Liu’s third installation, which is also available online and in the App store, is a video game called “Shapes and Ladders: Battles of Bias & Bureaucracy.” The game, projected in the shape of a large building at the Biennale, is a first-person simulation of structural inequality and was spurred by the murder of George Floyd and the resurgence of the Black Lives Matter movement last summer. The installation also embraces a format that was inspired by the sudden shift to more virtual interactions during the pandemic. “During the pandemic I started to notice more people were playing video games such as Animal Crossing as a form of escapism. I was interested in using the video game as a platform for art making and social change,” says Liu.
“Shapes and Ladders” has its players (depicted as either a circle, square, or triangle) navigate an office setting while attempting to find health insurance, earn enough coins to maintain life quality, and pay off debts. However, the game mechanics differ based on the shape—a circle is more likely to encounter workplace sexual assault and has access to fewer coins, for example—and players cannot choose their shape when they start the game.
While Liu has not been able to travel to Venice, she’s been able to participate in conversations about her pieces through social media and hopes that her work will provide new perspectives on gendered experiences and systemic racism and sexism. “Design can do a lot to open up these conversations and to spark real world change,” says Liu. “I hope that people will become more critical consumers of design and technology, especially in collectively imagining futures we want to live in.”
The future of Penn and the Biennale
Dubbeldam says that Penn will certainly be part of the next exhibition, now scheduled for 2023. These plans include individual faculty submissions, the studio work focused on Istanbul, and the carbon fiber pavilion, along with hosting more dialogues thanks to the success of the online conversations around the virtual pavilion.
“This has been an interesting intermezzo,” says Dubbeldam. “If we look back at this year, what was the most exciting is the fact that we tightly collaborated on this, we learned from each other, and we got into the deeper insight of what every researcher and designer is working on. It was quite incredible how inspirational that was, and it was rather unexpected.”
The 17th International Architecture Exhibition runs until November 21 2021 and is curated by Hashim Sarkis. For more information, visit https://www.labiennale.org/en/architecture/2021.
Richard Weller is a professor and Chair of Landscape Architecture, the Martin and Margy Meyerson Chair of Urbanism, and the Co-Executive Director of The McHarg Center for Urbanism and Ecology in Penn’s Stuart Weitzman School of Design.
Weller’s fabrication team for the Venice Biennale included alums Chieh Huang, Zuzanna Drozdz, Nanxi Dong, Shannon Rafferty, Lucy Whitacre, and Lujian Zhang and students Oliver Atwood, Emily Bunker, Tone Chu, Francesca Garzilli, Rob Levinthal, and Allison Nkwocha.

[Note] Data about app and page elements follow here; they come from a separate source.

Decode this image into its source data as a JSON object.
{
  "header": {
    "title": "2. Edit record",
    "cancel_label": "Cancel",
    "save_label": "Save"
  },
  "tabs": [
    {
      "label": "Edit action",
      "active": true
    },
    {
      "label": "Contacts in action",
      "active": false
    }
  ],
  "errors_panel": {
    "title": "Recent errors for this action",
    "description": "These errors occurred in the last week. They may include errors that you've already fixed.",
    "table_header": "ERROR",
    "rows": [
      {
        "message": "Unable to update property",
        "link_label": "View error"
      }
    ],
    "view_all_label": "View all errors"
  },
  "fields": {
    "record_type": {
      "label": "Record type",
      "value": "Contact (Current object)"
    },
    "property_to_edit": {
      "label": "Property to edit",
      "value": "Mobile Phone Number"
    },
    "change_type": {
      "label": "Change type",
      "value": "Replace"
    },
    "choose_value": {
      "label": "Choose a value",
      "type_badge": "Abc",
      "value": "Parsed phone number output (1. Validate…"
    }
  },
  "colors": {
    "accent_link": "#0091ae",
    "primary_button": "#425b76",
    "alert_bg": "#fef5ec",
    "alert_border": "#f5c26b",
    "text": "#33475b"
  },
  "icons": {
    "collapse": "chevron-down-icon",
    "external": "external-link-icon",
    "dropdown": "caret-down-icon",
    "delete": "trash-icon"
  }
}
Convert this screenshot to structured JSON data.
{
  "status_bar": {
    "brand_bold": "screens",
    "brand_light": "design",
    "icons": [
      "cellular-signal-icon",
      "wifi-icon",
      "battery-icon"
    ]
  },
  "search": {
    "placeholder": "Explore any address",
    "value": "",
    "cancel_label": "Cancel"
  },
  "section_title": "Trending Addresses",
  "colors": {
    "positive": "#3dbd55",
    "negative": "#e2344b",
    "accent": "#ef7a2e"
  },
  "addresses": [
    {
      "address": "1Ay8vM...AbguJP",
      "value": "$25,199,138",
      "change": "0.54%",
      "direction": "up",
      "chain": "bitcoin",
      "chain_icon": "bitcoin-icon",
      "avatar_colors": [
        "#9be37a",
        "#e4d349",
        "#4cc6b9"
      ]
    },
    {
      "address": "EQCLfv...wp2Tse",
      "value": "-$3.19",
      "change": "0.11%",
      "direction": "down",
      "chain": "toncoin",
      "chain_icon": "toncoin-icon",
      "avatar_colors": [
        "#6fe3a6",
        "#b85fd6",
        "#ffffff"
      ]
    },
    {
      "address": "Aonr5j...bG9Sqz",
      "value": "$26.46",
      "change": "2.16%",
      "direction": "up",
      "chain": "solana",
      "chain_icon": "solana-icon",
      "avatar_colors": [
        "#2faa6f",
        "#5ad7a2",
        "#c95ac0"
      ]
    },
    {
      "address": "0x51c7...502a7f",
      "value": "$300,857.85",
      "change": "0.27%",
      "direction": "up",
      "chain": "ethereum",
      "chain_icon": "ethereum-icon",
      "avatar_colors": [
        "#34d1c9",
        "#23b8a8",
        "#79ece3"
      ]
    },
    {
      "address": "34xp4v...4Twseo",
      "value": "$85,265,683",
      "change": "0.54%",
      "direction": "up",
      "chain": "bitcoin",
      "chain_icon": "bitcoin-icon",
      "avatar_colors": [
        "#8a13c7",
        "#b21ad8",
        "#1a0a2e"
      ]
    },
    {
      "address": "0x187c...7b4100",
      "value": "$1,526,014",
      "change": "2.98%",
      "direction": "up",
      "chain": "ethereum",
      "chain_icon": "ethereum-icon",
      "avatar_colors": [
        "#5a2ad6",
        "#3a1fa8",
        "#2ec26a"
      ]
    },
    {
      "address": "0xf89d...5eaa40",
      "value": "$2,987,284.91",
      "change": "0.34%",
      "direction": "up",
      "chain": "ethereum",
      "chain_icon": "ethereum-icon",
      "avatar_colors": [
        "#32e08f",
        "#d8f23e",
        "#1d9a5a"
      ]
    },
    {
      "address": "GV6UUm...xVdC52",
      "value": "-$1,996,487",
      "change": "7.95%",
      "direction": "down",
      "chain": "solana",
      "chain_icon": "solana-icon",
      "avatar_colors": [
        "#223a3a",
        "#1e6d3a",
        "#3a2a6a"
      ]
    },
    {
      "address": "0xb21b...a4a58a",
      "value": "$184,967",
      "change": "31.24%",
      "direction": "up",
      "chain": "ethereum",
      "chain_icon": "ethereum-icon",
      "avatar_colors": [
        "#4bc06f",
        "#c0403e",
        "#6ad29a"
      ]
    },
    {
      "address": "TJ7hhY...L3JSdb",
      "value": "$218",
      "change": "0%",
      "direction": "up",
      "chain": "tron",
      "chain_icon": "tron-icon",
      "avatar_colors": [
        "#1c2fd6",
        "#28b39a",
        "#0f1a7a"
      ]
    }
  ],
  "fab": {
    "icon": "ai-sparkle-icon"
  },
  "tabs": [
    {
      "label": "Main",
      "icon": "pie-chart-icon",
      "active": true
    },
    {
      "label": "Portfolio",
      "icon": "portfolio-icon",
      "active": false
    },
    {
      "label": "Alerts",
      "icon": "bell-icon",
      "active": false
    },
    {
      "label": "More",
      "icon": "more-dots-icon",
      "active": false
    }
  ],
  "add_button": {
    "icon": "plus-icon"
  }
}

Undergraduate architecture students whose work was displayed at the Venice Biennale include Elizabeth Beugg, Sarah Borders, Alexander Brown, Lindsey Chambers, Hannah Cho, Seung Jin (Irene) Choi, Lula Chou, Alice Cochrane, Nathaly De La Paz, Jake Dieber, Mary (Beth) Finley, Benjamin Finnstrom, Zuqi Fu, Roberto Galindo-Fiallos, Audrey Hioe, Eric Hoang, Dillon Horwitz, Begum Karaoglu, Melina Lawrence, Louise Lu, Yuhui (Mindy) Ma, Charlotte Matthai, Isabella Mayorga, Nana Ntiriwaa-Berkoh, Nuri (Lucy) Jung, Antonio Rinaldi, Tomoki Tashiro, Eric Wang, Xinping Yang, Yihan Yin, Jieun Yoon, Yue (Sarah) Shi, Judy Zhang, Rongxuan (Roxanne) Zhou, Leechen Zhu.
Video by Jessica Charlesworth.